Leverenz’ teammate Cindy Tran said this is one of the fastest NCAAs in history.
“I think we are just so motivated and put so much heart into it,” said Tran who, with Leverenz, will tryout for the U.S. national team.
The swimmers admit the 2011-12 NCAA season has been a little different.
“There is so much pressure trying to do things right and to make sure you are doing everything that will help you at the end of the year,” said Florida’s Elizabeth Beisel, who competed in the 2008 Beijing Games. “It’s been a little harder to enjoy, knowing that there is so much on the line.”
Georgia’s Allison Schmitt knew how much was on the line and decided she didn’t want to have to worry about the NCAA season and chose to redshirt to focus solely on Olympic training.
Schmitt, who won a bronze medal at the 2008 Games, has been training under renowned coach Bob Bowman and alongside Olympic legend Michael Phelps.
Schmitt has missed being at the NCAAs this year and has been following along on her computer. But she does not regret her decision.
“My decision came down to that I can go back to Georgia [for my senior year] and this is the year that I can go down to the Olympics and do well there,” said Schmitt, who was in Baltimore this weekend.
Redshirting has allowed Schmitt, who won eight individual national championships in three years at Georgia, to get a lot more individual attention and be able to participate in more competitions.
Other swimmers, including Schmitt’s Georgia teammate Wendy Trott and national teammate Beisel, considered to redshirt as well, but chose to compete in the NCAA season.
“It just wasn’t the right kind of fit for me,” said Trott, who competes internationally for South Africa. “I wanted to spend the year [at Georgia].”
At California, redshirting was never considered.
“Every team is different,” Tran said. “[At Cal] people want to be with the class they come in with. I could never do that for the Olympics.”
Even without Schmitt, the NCAAs has been an indicator that this year’s Olympic trials will be one of the fastest yet, with seven NCAA and American short-course records being broken.

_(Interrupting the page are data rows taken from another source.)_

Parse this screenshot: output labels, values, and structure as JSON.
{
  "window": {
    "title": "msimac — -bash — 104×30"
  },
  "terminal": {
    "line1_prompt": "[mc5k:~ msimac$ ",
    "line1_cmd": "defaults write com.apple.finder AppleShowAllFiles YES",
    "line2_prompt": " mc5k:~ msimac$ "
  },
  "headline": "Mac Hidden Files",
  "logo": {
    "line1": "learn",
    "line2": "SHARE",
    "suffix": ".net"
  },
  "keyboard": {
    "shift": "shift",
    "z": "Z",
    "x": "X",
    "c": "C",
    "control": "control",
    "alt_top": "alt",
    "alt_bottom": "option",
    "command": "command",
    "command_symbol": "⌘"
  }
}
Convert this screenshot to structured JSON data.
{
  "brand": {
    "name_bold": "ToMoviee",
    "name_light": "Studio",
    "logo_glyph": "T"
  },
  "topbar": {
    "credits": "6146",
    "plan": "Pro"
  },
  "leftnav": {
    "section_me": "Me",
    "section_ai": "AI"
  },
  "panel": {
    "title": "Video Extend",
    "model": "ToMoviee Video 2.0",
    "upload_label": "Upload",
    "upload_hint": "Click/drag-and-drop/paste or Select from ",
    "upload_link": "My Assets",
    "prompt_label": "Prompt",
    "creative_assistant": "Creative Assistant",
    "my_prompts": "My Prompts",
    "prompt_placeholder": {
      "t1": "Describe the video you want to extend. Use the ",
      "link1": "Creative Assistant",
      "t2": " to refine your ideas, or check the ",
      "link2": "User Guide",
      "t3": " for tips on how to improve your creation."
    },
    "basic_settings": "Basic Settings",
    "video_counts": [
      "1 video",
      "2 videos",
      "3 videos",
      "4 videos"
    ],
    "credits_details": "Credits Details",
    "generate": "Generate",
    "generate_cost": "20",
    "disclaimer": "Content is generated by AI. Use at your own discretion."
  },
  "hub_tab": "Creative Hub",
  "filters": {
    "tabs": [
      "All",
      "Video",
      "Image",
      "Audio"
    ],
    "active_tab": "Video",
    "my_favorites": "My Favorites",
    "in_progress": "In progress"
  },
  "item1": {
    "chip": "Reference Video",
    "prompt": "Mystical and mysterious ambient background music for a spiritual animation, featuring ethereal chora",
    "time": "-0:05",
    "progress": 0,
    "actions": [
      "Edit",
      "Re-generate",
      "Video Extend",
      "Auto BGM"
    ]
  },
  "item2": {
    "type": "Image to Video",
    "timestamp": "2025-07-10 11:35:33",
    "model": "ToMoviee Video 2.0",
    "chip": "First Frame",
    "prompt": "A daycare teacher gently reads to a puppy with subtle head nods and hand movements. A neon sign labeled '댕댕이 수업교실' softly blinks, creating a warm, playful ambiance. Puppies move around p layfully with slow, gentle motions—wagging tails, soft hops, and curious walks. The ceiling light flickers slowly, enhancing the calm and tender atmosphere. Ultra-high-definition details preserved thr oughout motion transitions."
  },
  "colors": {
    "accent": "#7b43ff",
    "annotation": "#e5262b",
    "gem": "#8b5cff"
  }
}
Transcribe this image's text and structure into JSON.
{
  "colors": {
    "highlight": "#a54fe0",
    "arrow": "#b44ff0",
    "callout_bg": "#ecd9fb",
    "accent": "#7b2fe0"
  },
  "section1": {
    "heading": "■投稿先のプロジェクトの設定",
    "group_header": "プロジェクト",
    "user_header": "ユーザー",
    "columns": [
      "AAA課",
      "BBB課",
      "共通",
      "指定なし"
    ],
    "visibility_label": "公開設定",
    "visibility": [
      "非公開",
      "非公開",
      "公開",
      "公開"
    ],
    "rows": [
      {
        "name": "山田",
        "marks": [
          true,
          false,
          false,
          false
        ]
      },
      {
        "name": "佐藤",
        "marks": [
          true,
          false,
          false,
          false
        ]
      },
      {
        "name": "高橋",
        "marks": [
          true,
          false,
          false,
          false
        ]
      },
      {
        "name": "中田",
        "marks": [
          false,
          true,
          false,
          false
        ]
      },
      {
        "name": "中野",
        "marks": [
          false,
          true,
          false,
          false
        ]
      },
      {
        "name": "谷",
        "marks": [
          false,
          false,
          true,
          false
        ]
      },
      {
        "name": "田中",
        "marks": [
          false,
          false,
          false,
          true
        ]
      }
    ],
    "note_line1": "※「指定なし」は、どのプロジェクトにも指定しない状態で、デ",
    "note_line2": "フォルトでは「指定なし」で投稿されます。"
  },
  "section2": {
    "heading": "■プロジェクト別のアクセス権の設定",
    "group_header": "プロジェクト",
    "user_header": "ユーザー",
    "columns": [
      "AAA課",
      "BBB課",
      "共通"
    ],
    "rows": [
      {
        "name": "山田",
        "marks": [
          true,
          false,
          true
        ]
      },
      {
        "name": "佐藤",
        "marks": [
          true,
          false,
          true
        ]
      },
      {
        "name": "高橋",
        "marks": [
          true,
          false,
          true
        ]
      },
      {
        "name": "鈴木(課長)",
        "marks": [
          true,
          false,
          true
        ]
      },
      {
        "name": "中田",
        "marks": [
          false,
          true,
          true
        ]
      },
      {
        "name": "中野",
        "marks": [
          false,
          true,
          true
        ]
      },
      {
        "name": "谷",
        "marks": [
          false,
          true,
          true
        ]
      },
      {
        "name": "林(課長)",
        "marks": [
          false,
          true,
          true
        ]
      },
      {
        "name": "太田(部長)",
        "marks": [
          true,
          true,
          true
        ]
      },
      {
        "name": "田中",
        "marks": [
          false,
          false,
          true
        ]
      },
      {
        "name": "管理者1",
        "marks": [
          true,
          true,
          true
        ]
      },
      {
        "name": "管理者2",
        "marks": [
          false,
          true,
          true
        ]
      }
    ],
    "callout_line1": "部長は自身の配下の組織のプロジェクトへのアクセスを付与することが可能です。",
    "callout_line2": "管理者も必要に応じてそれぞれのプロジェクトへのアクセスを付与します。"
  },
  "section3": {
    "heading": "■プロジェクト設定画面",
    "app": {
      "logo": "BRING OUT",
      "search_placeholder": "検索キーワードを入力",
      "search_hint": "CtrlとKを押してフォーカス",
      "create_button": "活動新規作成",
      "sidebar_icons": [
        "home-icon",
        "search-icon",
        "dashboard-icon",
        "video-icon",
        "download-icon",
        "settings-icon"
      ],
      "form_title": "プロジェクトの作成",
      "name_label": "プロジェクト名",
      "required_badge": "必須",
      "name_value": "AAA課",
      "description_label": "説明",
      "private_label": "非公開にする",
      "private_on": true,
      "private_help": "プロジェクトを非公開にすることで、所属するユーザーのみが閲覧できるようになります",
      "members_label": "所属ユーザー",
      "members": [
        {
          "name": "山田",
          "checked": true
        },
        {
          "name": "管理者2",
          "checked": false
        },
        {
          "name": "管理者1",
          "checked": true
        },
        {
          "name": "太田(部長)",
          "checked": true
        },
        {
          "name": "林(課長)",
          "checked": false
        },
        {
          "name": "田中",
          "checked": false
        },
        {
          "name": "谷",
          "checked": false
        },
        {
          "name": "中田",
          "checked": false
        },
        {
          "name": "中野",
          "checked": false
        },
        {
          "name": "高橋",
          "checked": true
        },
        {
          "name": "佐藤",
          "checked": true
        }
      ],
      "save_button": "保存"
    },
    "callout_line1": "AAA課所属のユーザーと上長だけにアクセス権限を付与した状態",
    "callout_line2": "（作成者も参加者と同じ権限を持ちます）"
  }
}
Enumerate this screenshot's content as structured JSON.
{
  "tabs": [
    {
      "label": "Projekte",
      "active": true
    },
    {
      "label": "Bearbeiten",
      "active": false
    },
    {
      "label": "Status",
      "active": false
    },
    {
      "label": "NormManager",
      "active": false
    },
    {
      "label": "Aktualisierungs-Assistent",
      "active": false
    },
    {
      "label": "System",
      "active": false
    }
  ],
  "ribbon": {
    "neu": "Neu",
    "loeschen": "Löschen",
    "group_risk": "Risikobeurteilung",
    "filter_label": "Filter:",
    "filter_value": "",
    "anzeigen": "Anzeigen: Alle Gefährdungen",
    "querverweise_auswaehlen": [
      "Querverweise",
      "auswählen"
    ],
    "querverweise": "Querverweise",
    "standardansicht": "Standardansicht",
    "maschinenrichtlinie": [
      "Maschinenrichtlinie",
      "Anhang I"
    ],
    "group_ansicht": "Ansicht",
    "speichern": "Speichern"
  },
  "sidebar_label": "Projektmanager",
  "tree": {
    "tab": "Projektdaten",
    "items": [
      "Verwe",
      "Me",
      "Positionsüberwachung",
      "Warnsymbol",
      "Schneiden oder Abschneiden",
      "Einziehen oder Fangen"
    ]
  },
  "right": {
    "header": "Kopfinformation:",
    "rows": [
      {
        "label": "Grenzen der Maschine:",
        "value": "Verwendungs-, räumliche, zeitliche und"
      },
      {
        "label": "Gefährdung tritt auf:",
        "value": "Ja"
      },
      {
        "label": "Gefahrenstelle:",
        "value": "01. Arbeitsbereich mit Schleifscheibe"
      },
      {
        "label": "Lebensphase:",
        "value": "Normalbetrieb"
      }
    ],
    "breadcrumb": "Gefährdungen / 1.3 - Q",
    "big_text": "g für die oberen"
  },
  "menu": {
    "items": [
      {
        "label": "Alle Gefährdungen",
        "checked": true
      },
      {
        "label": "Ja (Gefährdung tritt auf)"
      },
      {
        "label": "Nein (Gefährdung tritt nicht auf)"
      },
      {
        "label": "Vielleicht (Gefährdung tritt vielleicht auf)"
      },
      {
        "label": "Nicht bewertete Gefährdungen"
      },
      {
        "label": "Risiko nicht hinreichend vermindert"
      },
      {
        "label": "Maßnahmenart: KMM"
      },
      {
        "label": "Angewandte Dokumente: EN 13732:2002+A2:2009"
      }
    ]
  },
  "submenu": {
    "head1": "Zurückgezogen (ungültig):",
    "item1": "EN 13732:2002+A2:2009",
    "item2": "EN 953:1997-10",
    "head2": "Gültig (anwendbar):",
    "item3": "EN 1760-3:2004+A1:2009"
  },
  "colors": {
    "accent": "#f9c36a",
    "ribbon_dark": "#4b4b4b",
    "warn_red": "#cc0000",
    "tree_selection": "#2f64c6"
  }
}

“It’s cool because a ton of these girls are going to be the same people going into trials, so it will be some good races this year [at trials],” Leverenz said.